● What the exercise asks: Could you filter the records below down to the lines that include the word "server"?

Data records
▶

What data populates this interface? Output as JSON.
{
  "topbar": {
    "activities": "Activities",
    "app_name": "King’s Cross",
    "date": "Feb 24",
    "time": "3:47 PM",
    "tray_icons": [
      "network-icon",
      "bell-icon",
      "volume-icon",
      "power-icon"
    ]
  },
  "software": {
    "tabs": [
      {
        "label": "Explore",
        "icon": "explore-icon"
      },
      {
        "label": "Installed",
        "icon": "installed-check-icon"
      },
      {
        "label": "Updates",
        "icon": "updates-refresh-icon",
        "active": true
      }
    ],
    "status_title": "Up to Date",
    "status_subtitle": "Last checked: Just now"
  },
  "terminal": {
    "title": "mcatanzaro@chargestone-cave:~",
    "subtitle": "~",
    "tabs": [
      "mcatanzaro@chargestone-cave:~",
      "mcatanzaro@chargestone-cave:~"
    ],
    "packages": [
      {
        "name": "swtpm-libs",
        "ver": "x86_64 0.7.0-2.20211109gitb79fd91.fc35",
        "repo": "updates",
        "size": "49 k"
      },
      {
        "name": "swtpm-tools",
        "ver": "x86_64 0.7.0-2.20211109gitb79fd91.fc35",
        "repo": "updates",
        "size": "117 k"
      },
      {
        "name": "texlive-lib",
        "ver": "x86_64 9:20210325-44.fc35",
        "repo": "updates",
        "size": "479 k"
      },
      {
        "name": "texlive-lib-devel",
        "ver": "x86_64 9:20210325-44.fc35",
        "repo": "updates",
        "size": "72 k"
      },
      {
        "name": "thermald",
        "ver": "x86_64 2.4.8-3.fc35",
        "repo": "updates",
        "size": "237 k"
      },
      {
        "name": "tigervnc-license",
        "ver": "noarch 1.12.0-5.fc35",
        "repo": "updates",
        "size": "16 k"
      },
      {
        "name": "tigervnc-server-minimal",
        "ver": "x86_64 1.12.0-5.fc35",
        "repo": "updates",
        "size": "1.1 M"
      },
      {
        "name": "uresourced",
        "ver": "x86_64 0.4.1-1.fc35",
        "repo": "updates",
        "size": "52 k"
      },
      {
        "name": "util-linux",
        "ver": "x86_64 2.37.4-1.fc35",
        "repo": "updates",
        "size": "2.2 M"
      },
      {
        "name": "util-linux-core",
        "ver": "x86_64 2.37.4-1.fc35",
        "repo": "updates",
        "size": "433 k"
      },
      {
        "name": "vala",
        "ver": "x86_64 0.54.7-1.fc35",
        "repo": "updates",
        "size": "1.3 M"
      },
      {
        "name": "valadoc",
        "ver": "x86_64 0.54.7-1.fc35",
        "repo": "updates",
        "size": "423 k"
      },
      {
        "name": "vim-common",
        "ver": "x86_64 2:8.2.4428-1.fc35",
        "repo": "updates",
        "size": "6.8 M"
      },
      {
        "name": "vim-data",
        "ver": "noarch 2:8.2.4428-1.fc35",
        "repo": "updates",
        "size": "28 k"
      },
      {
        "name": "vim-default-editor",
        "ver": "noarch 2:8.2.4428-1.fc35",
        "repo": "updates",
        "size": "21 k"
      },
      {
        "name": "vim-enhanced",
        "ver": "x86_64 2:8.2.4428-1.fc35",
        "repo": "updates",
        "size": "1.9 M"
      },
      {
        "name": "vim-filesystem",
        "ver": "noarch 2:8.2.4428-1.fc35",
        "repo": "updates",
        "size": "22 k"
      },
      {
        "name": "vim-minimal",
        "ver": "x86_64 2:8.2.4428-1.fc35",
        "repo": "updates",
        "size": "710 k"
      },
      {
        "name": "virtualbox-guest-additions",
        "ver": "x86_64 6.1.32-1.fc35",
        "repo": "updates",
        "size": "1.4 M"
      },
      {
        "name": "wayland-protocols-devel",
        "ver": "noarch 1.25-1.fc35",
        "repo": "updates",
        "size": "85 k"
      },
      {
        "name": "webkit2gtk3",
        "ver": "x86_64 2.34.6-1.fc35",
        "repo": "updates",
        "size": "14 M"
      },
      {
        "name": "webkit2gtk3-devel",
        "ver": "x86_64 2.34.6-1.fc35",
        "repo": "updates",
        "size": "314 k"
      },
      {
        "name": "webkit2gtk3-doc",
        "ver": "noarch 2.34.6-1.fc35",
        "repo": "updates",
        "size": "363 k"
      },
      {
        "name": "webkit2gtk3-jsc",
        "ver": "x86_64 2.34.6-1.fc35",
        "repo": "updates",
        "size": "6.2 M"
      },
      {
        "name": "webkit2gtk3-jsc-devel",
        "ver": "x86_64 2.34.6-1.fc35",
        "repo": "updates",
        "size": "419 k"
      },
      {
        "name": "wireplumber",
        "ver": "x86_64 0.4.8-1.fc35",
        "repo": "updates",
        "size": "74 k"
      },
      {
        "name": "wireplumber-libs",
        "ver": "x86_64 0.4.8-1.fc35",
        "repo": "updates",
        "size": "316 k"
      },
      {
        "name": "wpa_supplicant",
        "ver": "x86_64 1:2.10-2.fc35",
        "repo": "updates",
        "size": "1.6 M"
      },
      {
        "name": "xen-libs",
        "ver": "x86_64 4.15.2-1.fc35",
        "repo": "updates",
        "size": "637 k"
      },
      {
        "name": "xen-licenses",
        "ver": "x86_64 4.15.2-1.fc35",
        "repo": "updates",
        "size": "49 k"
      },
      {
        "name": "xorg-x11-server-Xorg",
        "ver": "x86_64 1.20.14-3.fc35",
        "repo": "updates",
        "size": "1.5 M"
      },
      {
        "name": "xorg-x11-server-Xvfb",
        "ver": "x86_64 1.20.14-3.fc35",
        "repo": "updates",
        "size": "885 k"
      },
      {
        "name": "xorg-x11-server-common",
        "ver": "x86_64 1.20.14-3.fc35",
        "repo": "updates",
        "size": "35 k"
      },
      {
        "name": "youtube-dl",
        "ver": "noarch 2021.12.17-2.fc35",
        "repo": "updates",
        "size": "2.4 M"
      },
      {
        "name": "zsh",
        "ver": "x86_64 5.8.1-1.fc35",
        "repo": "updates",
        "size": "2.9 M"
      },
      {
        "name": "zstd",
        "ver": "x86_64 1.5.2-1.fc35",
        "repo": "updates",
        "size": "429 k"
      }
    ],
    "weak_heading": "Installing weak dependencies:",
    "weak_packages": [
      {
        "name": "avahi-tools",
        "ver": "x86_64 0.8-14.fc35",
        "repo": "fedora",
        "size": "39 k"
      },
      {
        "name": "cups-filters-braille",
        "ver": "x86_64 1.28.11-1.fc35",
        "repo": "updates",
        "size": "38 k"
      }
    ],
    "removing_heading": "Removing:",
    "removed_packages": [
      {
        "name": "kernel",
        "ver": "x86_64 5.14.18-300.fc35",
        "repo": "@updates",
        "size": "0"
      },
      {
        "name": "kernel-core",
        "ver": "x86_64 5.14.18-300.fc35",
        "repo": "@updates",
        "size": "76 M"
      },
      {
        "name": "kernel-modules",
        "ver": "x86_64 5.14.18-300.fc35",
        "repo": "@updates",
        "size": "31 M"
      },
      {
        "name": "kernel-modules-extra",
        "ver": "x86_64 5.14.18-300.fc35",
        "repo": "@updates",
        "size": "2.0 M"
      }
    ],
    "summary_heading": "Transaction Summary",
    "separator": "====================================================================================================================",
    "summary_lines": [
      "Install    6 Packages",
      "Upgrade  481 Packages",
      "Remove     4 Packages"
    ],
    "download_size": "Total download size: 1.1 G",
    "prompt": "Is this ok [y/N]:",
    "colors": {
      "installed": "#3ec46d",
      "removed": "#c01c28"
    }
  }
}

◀

● Output for this exercise:
        "name": "tigervnc-server-minimal",
        "name": "xorg-x11-server-Xorg",
        "name": "xorg-x11-server-Xvfb",
        "name": "xorg-x11-server-common",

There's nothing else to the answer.